Your task
Omit the images. Restate all of the records word for word.

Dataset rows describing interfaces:

*** Begin section ***

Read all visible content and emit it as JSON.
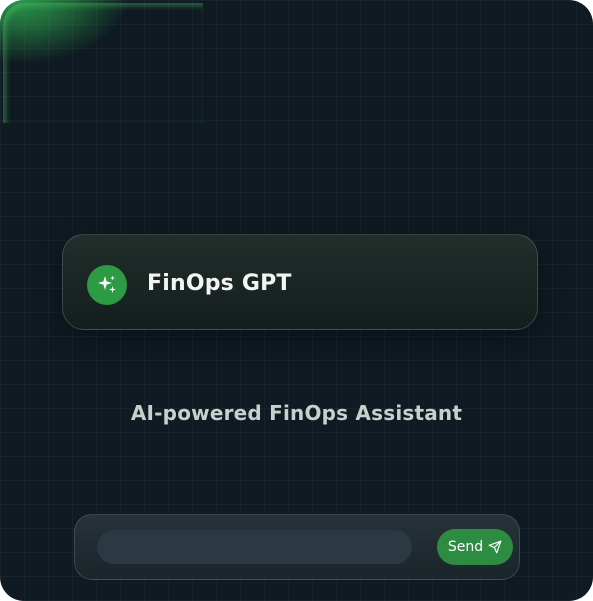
{
  "app": {
    "title": "FinOps GPT",
    "subtitle": "AI-powered FinOps Assistant",
    "logo_icon": "sparkles-icon"
  },
  "composer": {
    "input_value": "",
    "input_placeholder": "",
    "send_label": "Send",
    "send_icon": "paper-plane-icon"
  },
  "colors": {
    "background": "#0f1a22",
    "accent": "#2d9a44",
    "send_button": "#2d8c42",
    "title_text": "#f3f5f4",
    "subtitle_text": "#c9cfcd"
  }
}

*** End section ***

Exercise result
Read all visible content and emit it as JSON.
{
  "app": {
    "title": "FinOps GPT",
    "subtitle": "AI-powered FinOps Assistant",
    "logo_icon": "sparkles-icon"
  },
  "composer": {
    "input_value": "",
    "input_placeholder": "",
    "send_label": "Send",
    "send_icon": "paper-plane-icon"
  },
  "colors": {
    "background": "#0f1a22",
    "accent": "#2d9a44",
    "send_button": "#2d8c42",
    "title_text": "#f3f5f4",
    "subtitle_text": "#c9cfcd"
  }
}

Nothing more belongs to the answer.